The trail follows the shore of the Sacramento River through a gorge formed on both sides by cleanly fractured granitic cliffs. The climbing routes were short, but the clean rock sat in one of the most beautiful settings that we had ever seen for local “backyard” crags. I watched flyfishers cast for Rainbow Trout in the river while Andrew set up the rope anchor atop the cliff above. We each climbed three times, enjoying the tranquil murmur of California’s most vital artery at its modest headwaters.
Once finished, we each drank a cold beer alongside the river, letting the calming sound of running water and refreshing taste of bittersweet ale top off the magnificence of our second trip to Mount Shasta. We interruped the long drive back to Berkeley and Oakland with a stop in Red Bluff for succulent seafood and carne asada burritos, fresh guacamole, and cold Mexican sodas. To anyone ever driving down the I-5 through Northern California, I strongly recommend Los Mariachis Mexican Diner for the quality of food in an otherwise dearth of options between Ashland and Sacramento. But even more so, I recommend planning a trip to walk up to the great summit of Mount Shasta, and ski, or walk, if you must, down its snowy faces. You won’t regret doing either, especially if done together.
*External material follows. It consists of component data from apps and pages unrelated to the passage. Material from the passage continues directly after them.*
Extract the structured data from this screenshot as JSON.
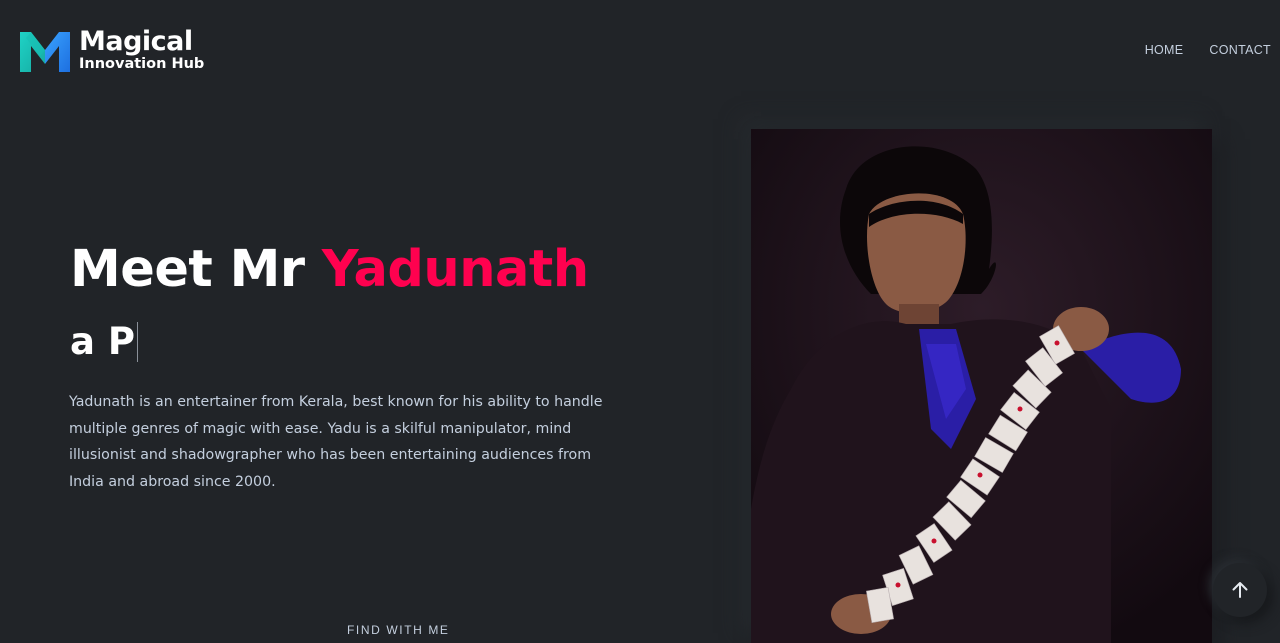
{
  "brand": {
    "title": "Magical",
    "subtitle": "Innovation Hub",
    "logo_icon": "m-logo-icon",
    "colors": {
      "logo_left": "#1fd3c6",
      "logo_right": "#2a8cff"
    }
  },
  "nav": {
    "items": [
      {
        "label": "HOME"
      },
      {
        "label": "CONTACT"
      }
    ]
  },
  "hero": {
    "title_prefix": "Meet Mr",
    "title_name": "Yadunath",
    "typed_text": "a P",
    "description": "Yadunath is an entertainer from Kerala, best known for his ability to handle multiple genres of magic with ease. Yadu is a skilful manipulator, mind illusionist and shadowgrapher who has been entertaining audiences from India and abroad since 2000.",
    "find_label": "FIND WITH ME",
    "accent_color": "#ff014f"
  },
  "photo": {
    "subject": "magician-card-flourish"
  },
  "scroll_top": {
    "icon": "arrow-up-icon"
  }
}
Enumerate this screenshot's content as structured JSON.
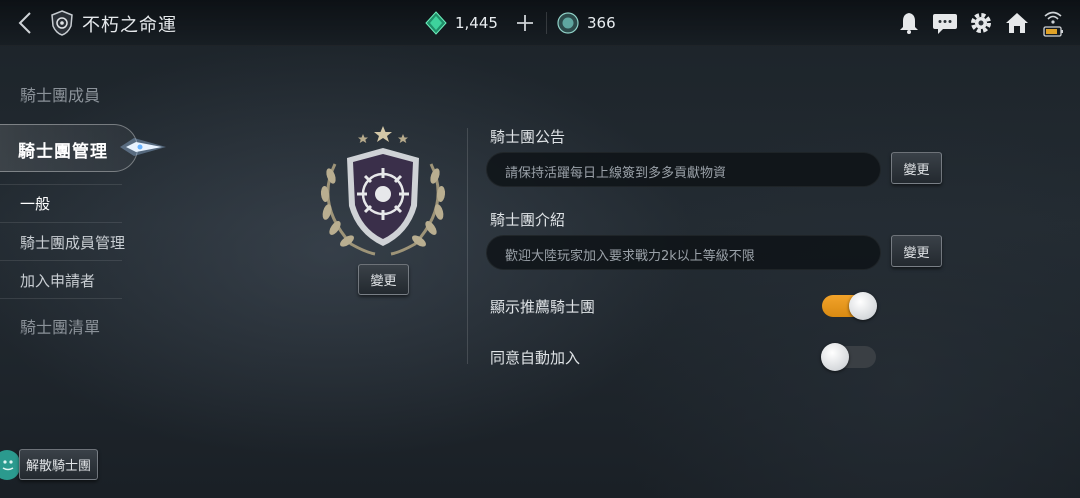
{
  "header": {
    "title": "不朽之命運",
    "currency": [
      {
        "name": "green-gem",
        "amount": "1,445",
        "color": "#2fbf8c"
      },
      {
        "name": "teal-coin",
        "amount": "366",
        "color": "#5fa7a0"
      }
    ]
  },
  "sidebar": {
    "members": "騎士團成員",
    "management": "騎士團管理",
    "sub": [
      "一般",
      "騎士團成員管理",
      "加入申請者"
    ],
    "list": "騎士團清單"
  },
  "emblem": {
    "change_label": "變更"
  },
  "notice": {
    "label": "騎士團公告",
    "value": "請保持活躍每日上線簽到多多貢獻物資",
    "change_label": "變更"
  },
  "intro": {
    "label": "騎士團介紹",
    "value": "歡迎大陸玩家加入要求戰力2k以上等級不限",
    "change_label": "變更"
  },
  "toggles": [
    {
      "label": "顯示推薦騎士團",
      "on": true
    },
    {
      "label": "同意自動加入",
      "on": false
    }
  ],
  "disband_label": "解散騎士團",
  "colors": {
    "accent": "#f2a32a",
    "gem": "#2fbf8c"
  }
}
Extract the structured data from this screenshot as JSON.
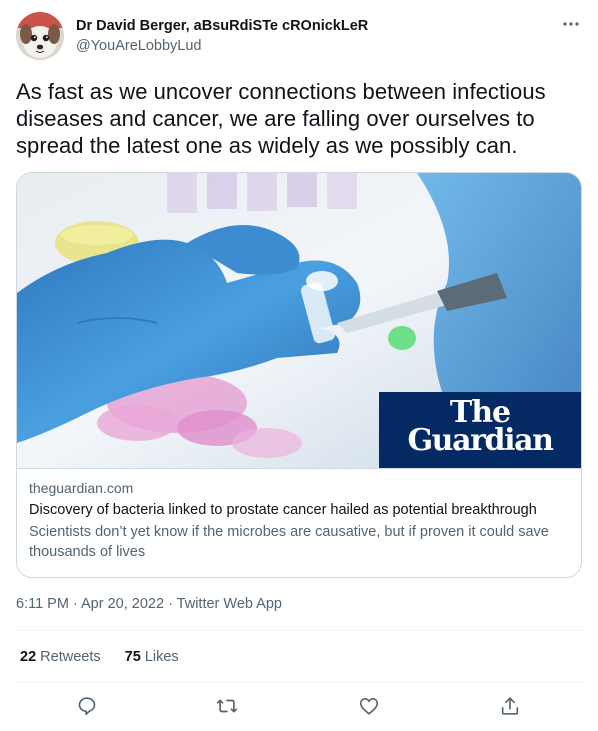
{
  "author": {
    "display_name": "Dr David Berger, aBsuRdiSTe cROnickLeR",
    "handle": "@YouAreLobbyLud",
    "avatar_icon": "dog-avatar"
  },
  "tweet": {
    "text": "As fast as we uncover connections between infectious diseases and cancer, we are falling over ourselves to spread the latest one as widely as we possibly can."
  },
  "card": {
    "logo_line1": "The",
    "logo_line2": "Guardian",
    "domain": "theguardian.com",
    "title": "Discovery of bacteria linked to prostate cancer hailed as potential breakthrough",
    "description": "Scientists don’t yet know if the microbes are causative, but if proven it could save thousands of lives"
  },
  "meta": {
    "text": "6:11 PM · Apr 20, 2022 · Twitter Web App"
  },
  "stats": {
    "retweets_count": "22",
    "retweets_label": "Retweets",
    "likes_count": "75",
    "likes_label": "Likes"
  },
  "actions": {
    "reply_icon": "reply-icon",
    "retweet_icon": "retweet-icon",
    "like_icon": "heart-icon",
    "share_icon": "share-icon"
  },
  "colors": {
    "text_primary": "#0f1419",
    "text_secondary": "#536471",
    "border": "#cfd9de",
    "guardian_blue": "#052962",
    "glove_blue": "#3a8fd6"
  }
}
Joined: Fri Feb 18, 2005 8:56 pm Posts: 471 Location: Meyers, CA
That would be me splitting. I remember climbing the last couple hundred feet with your partner.
It looks like you guys pulled off a great trip. If you're camping on the mountain it's great to chill the day after the summit climb. Don't know if you tried this but putting your sleeping bag on top of the tent makes it much cooler in there during the hot part of the day (it really reduces the greenhouse effect inside the tent). That crag you visited is on my list of great Shasta chill spots.
Thanks for sharing your TR. You put me to shame, I think I only took one pic that day.